Facebook Pixel

High Cholesterol Contributes to Heart Disease in a Silent Way

By Expert HERWriter
Rate This
High Cholesterol related image Photo: Getty Images

During this month of heart health awareness, I want to bring attention to some of the most common conditions that contribute to heart disease. Today I want to talk about cholesterol levels in the blood.

High cholesterol levels are a concern because of the potential damage they could cause in the body. Cholesterol can become a problem if it contributes to the process of plaque buildup in the blood vessels.

When blood vessels get damaged on the inside of the vessel normal inflammation occurs. If there are high levels of cholesterol circulating in the body it can become trapped in the repair process of the vessel and create plaque.

Plaque is dangerous because it narrows the arteries, making it harder for blood to get to organs and cells of the body. This process is called atherosclerosis.

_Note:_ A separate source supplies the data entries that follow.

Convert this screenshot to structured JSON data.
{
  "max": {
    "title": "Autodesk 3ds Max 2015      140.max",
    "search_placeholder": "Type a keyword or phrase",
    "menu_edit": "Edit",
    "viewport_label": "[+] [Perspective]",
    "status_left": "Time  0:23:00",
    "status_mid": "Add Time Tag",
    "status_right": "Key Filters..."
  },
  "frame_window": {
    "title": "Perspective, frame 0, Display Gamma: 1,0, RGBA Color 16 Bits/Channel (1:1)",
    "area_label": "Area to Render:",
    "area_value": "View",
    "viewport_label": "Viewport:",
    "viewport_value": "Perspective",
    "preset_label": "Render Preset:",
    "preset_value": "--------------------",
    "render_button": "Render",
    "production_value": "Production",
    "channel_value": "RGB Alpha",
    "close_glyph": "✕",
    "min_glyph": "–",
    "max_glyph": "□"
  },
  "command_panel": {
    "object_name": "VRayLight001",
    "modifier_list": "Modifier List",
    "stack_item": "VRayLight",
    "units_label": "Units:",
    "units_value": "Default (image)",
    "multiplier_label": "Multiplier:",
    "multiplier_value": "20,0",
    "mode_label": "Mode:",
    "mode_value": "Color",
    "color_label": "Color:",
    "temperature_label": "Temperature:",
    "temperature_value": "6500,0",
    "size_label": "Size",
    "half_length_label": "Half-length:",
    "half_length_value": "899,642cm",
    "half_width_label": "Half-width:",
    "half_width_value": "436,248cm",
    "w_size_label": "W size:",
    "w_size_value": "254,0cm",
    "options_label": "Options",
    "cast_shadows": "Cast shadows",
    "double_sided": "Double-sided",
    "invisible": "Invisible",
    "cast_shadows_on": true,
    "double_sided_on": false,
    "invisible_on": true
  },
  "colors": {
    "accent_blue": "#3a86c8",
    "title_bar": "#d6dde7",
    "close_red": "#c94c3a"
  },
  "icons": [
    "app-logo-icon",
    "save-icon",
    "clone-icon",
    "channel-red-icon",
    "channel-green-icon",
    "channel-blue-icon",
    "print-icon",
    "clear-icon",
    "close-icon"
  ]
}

If the blood vessels of the heart get narrowed or blocked this can cause a heart attack. Finally if the plaque breaks off it could cause a stroke.

High cholesterol, or hypercholesterolemia is a concerning disease because it has no physical symptoms and can only be detected by blood test. This means that unless you are going for your annual physical and getting your blood work completed, you will not know what your cholesterol level is.

It is important when you do get your lab work results that you get the numbers of your cholesterol levels so you know exactly what they are. Do not let your doctor tell you your numbers are fine and leave it at that.

The reason I want you to know your numbers is because health and illness are on a continuum and generally speaking if you look at your lab work every time you get it done you can begin to see a pattern for your health.

If you start to see your cholesterol levels steadily moving toward the high side of normal you can take control of your health before you get the diagnosis of high cholesterol or another heart problem.

Normal laboratory reference ranges for total cholesterol levels are 140-199 mg/dl. Total cholesterol levels above 200 mg/dl are considered high and generally will be treated to lower it.

Add a CommentComments

There are no comments yet. Be the first one and get the conversation started!

Enter the characters shown in the image.
By submitting this form, you agree to EmpowHER's terms of service and privacy policy

We value and respect our HERWriters' experiences, but everyone is different. Many of our writers are speaking from personal experience, and what's worked for them may not work for you. Their articles are not a substitute for medical advice, although we hope you can gain knowledge from their insight.

High Cholesterol

Get Email Updates

Related Checklists

High Cholesterol Guide

Have a question? We're here to help. Ask the Community.


Health Newsletter

Receive the latest and greatest in women's health and wellness from EmpowHER - for free!